Last week's mid-term elections marked a historical shift in the balance of power on Capitol Hill, one that many suggest will allow the Bush administration significant leeway in nominating Supreme Court judges, paring down the energy policy drafted at the outset of the Bush presidency and advancing quicker toward the creation of a Department of Homeland Security.
If voter turnouts are any indication, however, the response to this shift at Middlebury has been muted at best. Polls taken by The Campus before and after Nov. 5 reveal that, despite the high number of students registered to vote, a disparagingly low number of these students took to the polls either here or by absentee ballot in their home states.
Voter turnouts, especially in non-presidential election years, are historically low. Though it is discomfiting to see that Middlebury is not an exception to this trend, what is more disturbing is the discrepancy that emerges when one considers the issues at stake this year — many of which have become the foci of large protests by Middlebury students on campus, in Washington, D.C., and elsewhere. Last month's demonstrations of Ari Fleischer's visit cast a refreshing light on a portion of our population most claim are apathetic and unaware; last week's election showed that, unfortunately, this stereotype still holds true.

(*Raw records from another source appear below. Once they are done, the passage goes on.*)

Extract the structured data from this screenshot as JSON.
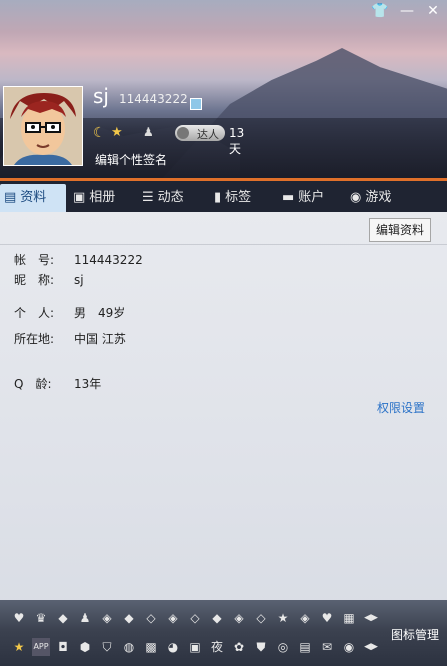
{
  "profile": {
    "nickname": "sj",
    "qq_number": "114443222",
    "talent_label": "达人",
    "days": "13天",
    "edit_signature": "编辑个性签名"
  },
  "tabs": [
    {
      "label": "资料",
      "icon": "id-card-icon",
      "active": true
    },
    {
      "label": "相册",
      "icon": "photo-album-icon",
      "active": false
    },
    {
      "label": "动态",
      "icon": "feed-list-icon",
      "active": false
    },
    {
      "label": "标签",
      "icon": "bookmark-icon",
      "active": false
    },
    {
      "label": "账户",
      "icon": "briefcase-icon",
      "active": false
    },
    {
      "label": "游戏",
      "icon": "game-icon",
      "active": false
    }
  ],
  "toolbar": {
    "edit_label": "编辑资料"
  },
  "info": {
    "account_label": "帐　号:",
    "account_value": "114443222",
    "nickname_label": "昵　称:",
    "nickname_value": "sj",
    "personal_label": "个　人:",
    "personal_value": "男　49岁",
    "location_label": "所在地:",
    "location_value": "中国 江苏",
    "qage_label": "Q　龄:",
    "qage_value": "13年"
  },
  "permission_link": "权限设置",
  "icon_manager": "图标管理",
  "colors": {
    "accent": "#e0702a",
    "link": "#2a72c7",
    "active_tab": "#cfe3f5"
  }
}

The old adage "if you don't vote, you have no right to complain" could not be truer this year. A shift in the political wind will bring about changes in domestic and foreign policy that many Middlebury students opposed, or have demonstrated against, throughout the fall semester. One hopes that these changes will motivate more members of our student body to voice their sentiment more actively in 2004.

Action and Inaction

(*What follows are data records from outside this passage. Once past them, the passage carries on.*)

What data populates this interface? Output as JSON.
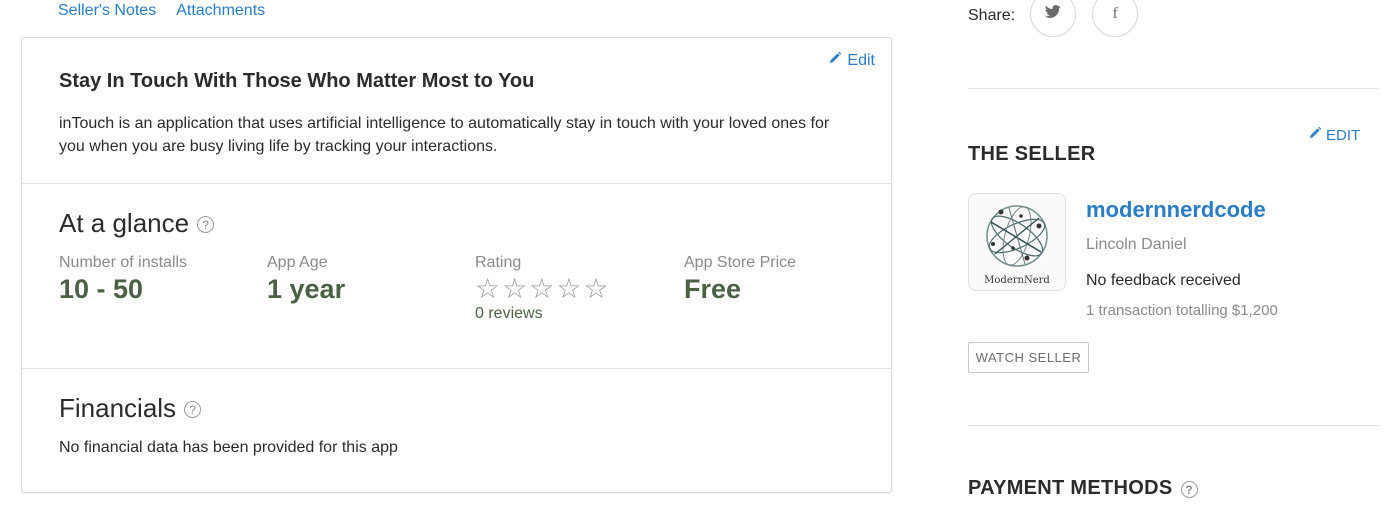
{
  "tabs": [
    {
      "label": "Seller's Notes"
    },
    {
      "label": "Attachments"
    }
  ],
  "about": {
    "edit_label": "Edit",
    "title": "Stay In Touch With Those Who Matter Most to You",
    "description": "inTouch is an application that uses artificial intelligence to automatically stay in touch with your loved ones for you when you are busy living life by tracking your interactions."
  },
  "glance": {
    "heading": "At a glance",
    "help": "?",
    "installs": {
      "label": "Number of installs",
      "value": "10 - 50"
    },
    "app_age": {
      "label": "App Age",
      "value": "1 year"
    },
    "rating": {
      "label": "Rating",
      "stars_filled": 0,
      "stars_total": 5,
      "reviews": "0 reviews"
    },
    "price": {
      "label": "App Store Price",
      "value": "Free"
    }
  },
  "financials": {
    "heading": "Financials",
    "help": "?",
    "text": "No financial data has been provided for this app"
  },
  "share": {
    "label": "Share:",
    "twitter_icon": "twitter-icon",
    "facebook_icon": "facebook-icon",
    "facebook_glyph": "f"
  },
  "seller": {
    "heading": "THE SELLER",
    "edit_label": "EDIT",
    "avatar_caption": "ModernNerd",
    "username": "modernnerdcode",
    "real_name": "Lincoln Daniel",
    "feedback": "No feedback received",
    "transactions": "1 transaction totalling $1,200",
    "watch_label": "WATCH SELLER"
  },
  "payment": {
    "heading": "PAYMENT METHODS",
    "help": "?"
  },
  "colors": {
    "link": "#2a7dc5",
    "value_green": "#4a6244",
    "muted": "#8a8a8a"
  }
}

It was encouraging to see the Web sites and the DailyJolt take prompt action on their respective online forums after a number of racist comments posted on both sites evoked strong reaction from members of the College community. Of the two Web sites made the boldest change by completely removing its online forum. The's reaction, however, was markedly more half-hearted — and will probably result in little actual change over time.
The DailyJolt explains that in light of the comments and the reaction they generated the site will run "an anonymous but registered forum." Little explanation is offered as to how this will limit the amount of prejudice some users of the site voice in its online forum, or how site administrators can move quicker to remove such commentary after it first appears. The glaring absence of such explanation is disappointing, and needs to be resolved promptly before the gives way — once again — to being a channel for intolerance.